+++ Study material +++

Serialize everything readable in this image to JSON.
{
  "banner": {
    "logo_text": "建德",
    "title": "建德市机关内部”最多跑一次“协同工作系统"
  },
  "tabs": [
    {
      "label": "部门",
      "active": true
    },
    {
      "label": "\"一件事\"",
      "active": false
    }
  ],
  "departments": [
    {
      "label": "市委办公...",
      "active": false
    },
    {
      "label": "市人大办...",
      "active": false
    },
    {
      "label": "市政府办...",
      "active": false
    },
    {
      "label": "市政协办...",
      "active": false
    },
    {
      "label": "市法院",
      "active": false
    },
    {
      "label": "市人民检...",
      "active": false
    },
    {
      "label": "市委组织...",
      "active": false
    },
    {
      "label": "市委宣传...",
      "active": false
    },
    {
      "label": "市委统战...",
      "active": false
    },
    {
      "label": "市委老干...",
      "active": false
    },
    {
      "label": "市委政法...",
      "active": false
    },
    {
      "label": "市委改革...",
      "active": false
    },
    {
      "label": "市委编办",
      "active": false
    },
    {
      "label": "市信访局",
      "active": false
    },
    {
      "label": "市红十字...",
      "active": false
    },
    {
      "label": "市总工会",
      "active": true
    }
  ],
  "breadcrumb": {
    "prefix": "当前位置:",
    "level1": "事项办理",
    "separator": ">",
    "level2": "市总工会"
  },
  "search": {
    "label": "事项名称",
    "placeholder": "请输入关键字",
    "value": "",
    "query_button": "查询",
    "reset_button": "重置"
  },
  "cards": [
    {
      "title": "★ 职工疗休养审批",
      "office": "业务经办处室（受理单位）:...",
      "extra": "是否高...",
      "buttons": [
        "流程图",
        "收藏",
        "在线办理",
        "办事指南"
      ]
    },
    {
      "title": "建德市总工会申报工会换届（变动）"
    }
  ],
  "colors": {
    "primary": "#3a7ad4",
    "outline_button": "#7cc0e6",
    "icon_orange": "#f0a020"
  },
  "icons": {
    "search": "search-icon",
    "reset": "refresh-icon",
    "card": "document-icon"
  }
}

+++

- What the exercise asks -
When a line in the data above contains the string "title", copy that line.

- Output below -
    "title": "建德市机关内部”最多跑一次“协同工作系统"
      "title": "★ 职工疗休养审批",
      "title": "建德市总工会申报工会换届（变动）"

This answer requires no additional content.